▶ **Dataset entries**:
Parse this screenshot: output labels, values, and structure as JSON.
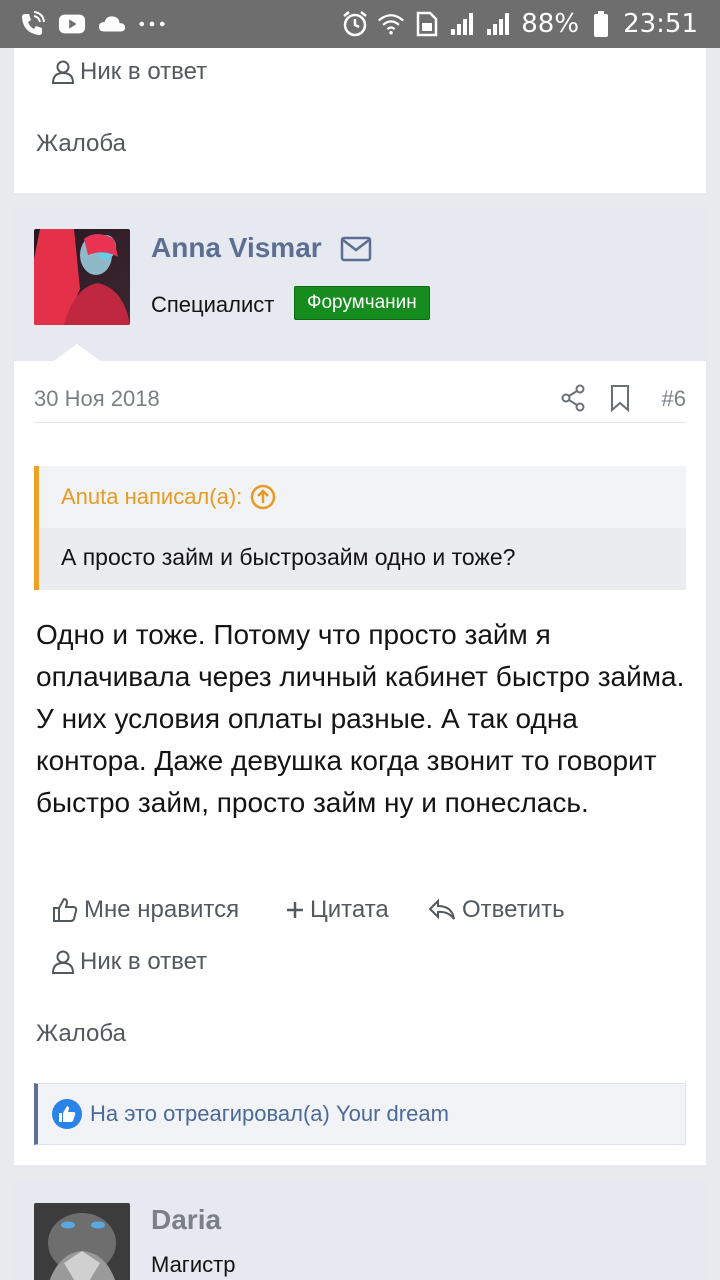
{
  "status_bar": {
    "battery": "88%",
    "time": "23:51"
  },
  "post_top": {
    "nick_reply": "Ник в ответ",
    "report": "Жалоба"
  },
  "post_main": {
    "author": "Anna Vismar",
    "user_title": "Специалист",
    "badge": "Форумчанин",
    "date": "30 Ноя 2018",
    "post_number": "#6",
    "quote": {
      "header": "Anuta написал(а):",
      "text": "А просто займ и быстрозайм одно и тоже?"
    },
    "text": "Одно и тоже. Потому что просто займ я оплачивала через личный кабинет быстро займа. У них условия оплаты разные. А так одна контора. Даже девушка когда звонит то говорит быстро займ, просто займ ну и понеслась.",
    "actions": {
      "like": "Мне нравится",
      "quote": "Цитата",
      "reply": "Ответить",
      "nick_reply": "Ник в ответ",
      "report": "Жалоба"
    },
    "reaction": "На это отреагировал(а) Your dream"
  },
  "post_next": {
    "author": "Daria",
    "user_title": "Магистр"
  },
  "colors": {
    "accent": "#5b6f93",
    "badge": "#158c1d",
    "quote_border": "#f0a025",
    "reaction_icon": "#2a83e8"
  }
}
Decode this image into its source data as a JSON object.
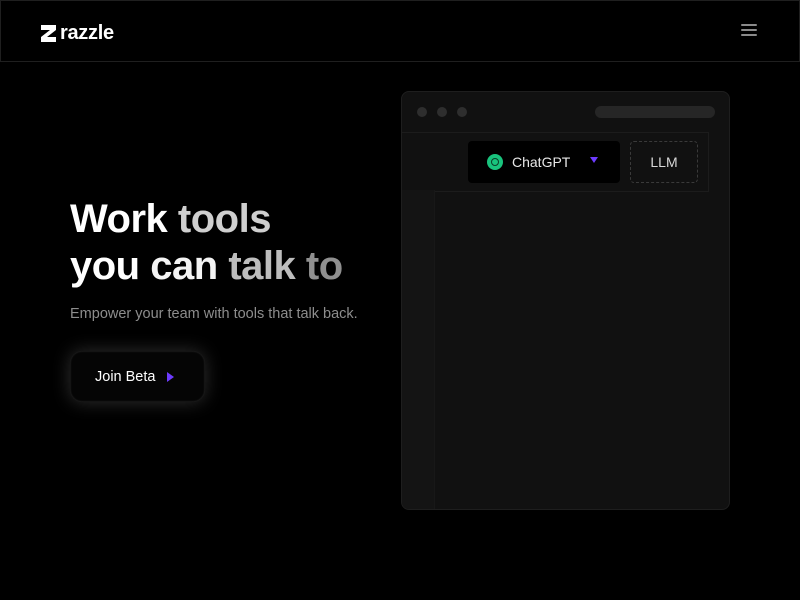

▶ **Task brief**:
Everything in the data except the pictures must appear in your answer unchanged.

▶ **Response to the task**:
Parse this screenshot: output labels, values, and structure as JSON.
{
  "status_bar": {
    "battery": "88%",
    "time": "23:51"
  },
  "post_top": {
    "nick_reply": "Ник в ответ",
    "report": "Жалоба"
  },
  "post_main": {
    "author": "Anna Vismar",
    "user_title": "Специалист",
    "badge": "Форумчанин",
    "date": "30 Ноя 2018",
    "post_number": "#6",
    "quote": {
      "header": "Anuta написал(а):",
      "text": "А просто займ и быстрозайм одно и тоже?"
    },
    "text": "Одно и тоже. Потому что просто займ я оплачивала через личный кабинет быстро займа. У них условия оплаты разные. А так одна контора. Даже девушка когда звонит то говорит быстро займ, просто займ ну и понеслась.",
    "actions": {
      "like": "Мне нравится",
      "quote": "Цитата",
      "reply": "Ответить",
      "nick_reply": "Ник в ответ",
      "report": "Жалоба"
    },
    "reaction": "На это отреагировал(а) Your dream"
  },
  "post_next": {
    "author": "Daria",
    "user_title": "Магистр"
  },
  "colors": {
    "accent": "#5b6f93",
    "badge": "#158c1d",
    "quote_border": "#f0a025",
    "reaction_icon": "#2a83e8"
  }
}
Decode this image into its source data as a JSON object.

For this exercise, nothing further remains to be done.